© 2015 Reyna Thera Lorele
www.etsy.com/shop/YIYOdesigns
www.yarninyarnout.blogspot.com

Materials needed:  depends on the yarn and your gauge.  I would figure on using around 350 to 400 yards of worsted weight yarn using #8 needles, for a scarf measuring about 6" x 50".


DIRECTIONS
CO 24 sts.
NOTE:  Slipping the first stitch of every row with the yarn in front gives a nice finished edge.

Knit 5 rows.

Pattern row:  wyif, sl first st as if to p, wyib, k3, *yo, k2tog, k2, rep from * across to last 4 sts, k4.

Repeat the pattern row until scarf is about the length you want, then knit another 5 rows in garter st (i.e., knit every row.)

Bind off, block lightly, wear!

ABBREVIATIONS
CO = cast on
k = knit
k2tog = knit two together
p = purl
rep = repeat
sl = slip
st, sts = stitch, stitches
wyib = with yarn in back
wyif = with yarn in front
yo = yarn over


Tuesday, September 1, 2015

Fiesta Fabric Bowl

This Fiesta Bowl is not a football stadium/play-off.  It's a fabric bowl I made, that my mom bought for a dear friend's 80th birthday.

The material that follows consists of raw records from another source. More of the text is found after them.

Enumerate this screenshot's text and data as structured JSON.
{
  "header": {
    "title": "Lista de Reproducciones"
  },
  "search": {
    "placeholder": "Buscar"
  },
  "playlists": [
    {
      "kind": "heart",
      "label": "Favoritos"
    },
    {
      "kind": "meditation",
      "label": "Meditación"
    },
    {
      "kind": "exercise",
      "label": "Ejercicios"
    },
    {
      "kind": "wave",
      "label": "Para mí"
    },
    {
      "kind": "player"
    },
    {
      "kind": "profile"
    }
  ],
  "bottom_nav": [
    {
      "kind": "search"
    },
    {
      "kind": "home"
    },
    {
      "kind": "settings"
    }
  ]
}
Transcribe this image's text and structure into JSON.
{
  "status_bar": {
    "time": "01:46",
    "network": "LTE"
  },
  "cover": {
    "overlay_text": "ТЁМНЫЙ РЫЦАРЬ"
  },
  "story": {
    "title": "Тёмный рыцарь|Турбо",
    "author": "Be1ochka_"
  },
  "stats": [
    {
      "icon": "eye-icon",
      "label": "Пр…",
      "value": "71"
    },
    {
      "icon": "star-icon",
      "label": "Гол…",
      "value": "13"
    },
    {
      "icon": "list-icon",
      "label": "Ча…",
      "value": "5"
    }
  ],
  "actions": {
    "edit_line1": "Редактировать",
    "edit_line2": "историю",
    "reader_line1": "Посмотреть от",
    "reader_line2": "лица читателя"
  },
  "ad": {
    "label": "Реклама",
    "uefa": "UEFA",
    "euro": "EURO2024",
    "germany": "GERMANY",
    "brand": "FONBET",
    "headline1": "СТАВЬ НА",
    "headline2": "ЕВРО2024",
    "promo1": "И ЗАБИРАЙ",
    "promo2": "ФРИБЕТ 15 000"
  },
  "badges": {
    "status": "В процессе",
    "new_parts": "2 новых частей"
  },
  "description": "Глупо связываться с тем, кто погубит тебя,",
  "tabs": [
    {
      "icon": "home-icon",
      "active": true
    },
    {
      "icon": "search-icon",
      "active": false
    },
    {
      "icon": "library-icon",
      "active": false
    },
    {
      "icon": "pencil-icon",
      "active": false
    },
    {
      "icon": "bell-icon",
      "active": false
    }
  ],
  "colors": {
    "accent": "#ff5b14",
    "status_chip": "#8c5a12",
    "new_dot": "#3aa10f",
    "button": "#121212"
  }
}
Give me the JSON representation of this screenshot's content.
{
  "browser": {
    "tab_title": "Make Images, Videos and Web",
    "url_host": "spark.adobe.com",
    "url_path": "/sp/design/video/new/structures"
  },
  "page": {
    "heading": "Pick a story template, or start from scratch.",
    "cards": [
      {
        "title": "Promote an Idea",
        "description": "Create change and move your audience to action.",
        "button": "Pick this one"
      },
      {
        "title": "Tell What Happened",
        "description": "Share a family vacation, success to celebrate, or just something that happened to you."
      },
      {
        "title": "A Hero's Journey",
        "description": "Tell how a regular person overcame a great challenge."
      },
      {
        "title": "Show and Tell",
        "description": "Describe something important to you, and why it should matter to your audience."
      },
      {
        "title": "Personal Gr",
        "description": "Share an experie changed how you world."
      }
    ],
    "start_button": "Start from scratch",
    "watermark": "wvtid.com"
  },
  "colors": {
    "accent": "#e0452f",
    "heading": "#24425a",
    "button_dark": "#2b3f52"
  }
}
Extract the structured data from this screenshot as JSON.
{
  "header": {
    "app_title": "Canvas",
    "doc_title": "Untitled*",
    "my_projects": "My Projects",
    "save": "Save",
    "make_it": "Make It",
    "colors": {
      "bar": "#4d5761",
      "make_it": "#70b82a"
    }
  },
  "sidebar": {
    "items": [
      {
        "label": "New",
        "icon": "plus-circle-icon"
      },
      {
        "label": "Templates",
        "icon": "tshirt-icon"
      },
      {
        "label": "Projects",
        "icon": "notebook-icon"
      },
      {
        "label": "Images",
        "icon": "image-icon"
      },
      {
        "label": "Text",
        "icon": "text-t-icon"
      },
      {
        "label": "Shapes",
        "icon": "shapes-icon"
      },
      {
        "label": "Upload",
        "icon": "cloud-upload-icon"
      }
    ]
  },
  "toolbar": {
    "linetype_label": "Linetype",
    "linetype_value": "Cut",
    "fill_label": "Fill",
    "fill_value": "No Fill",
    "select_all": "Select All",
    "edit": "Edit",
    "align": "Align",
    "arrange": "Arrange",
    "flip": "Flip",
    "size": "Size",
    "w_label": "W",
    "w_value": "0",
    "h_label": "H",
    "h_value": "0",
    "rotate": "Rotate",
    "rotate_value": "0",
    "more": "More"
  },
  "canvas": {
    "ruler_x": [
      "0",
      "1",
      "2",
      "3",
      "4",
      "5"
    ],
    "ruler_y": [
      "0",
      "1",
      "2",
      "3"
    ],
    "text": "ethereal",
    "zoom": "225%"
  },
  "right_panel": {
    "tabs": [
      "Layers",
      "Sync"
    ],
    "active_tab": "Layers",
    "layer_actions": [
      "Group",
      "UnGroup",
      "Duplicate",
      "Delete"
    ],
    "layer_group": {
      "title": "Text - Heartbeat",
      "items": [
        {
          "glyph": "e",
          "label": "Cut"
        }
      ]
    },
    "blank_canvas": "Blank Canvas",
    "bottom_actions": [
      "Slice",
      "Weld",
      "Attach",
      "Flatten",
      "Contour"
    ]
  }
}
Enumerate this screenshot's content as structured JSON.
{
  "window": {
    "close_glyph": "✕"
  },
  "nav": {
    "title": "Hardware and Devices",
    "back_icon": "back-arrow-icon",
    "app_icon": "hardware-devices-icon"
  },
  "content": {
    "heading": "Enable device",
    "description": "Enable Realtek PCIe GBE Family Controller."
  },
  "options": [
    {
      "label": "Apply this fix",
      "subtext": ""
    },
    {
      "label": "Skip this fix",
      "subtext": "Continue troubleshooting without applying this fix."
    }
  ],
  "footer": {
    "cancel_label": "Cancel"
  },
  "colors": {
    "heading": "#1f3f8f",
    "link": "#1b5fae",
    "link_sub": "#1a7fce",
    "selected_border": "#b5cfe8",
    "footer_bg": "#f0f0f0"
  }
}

This is my favorite bowl so far!  I hear the birthday lady loves it.  Mission accomplished!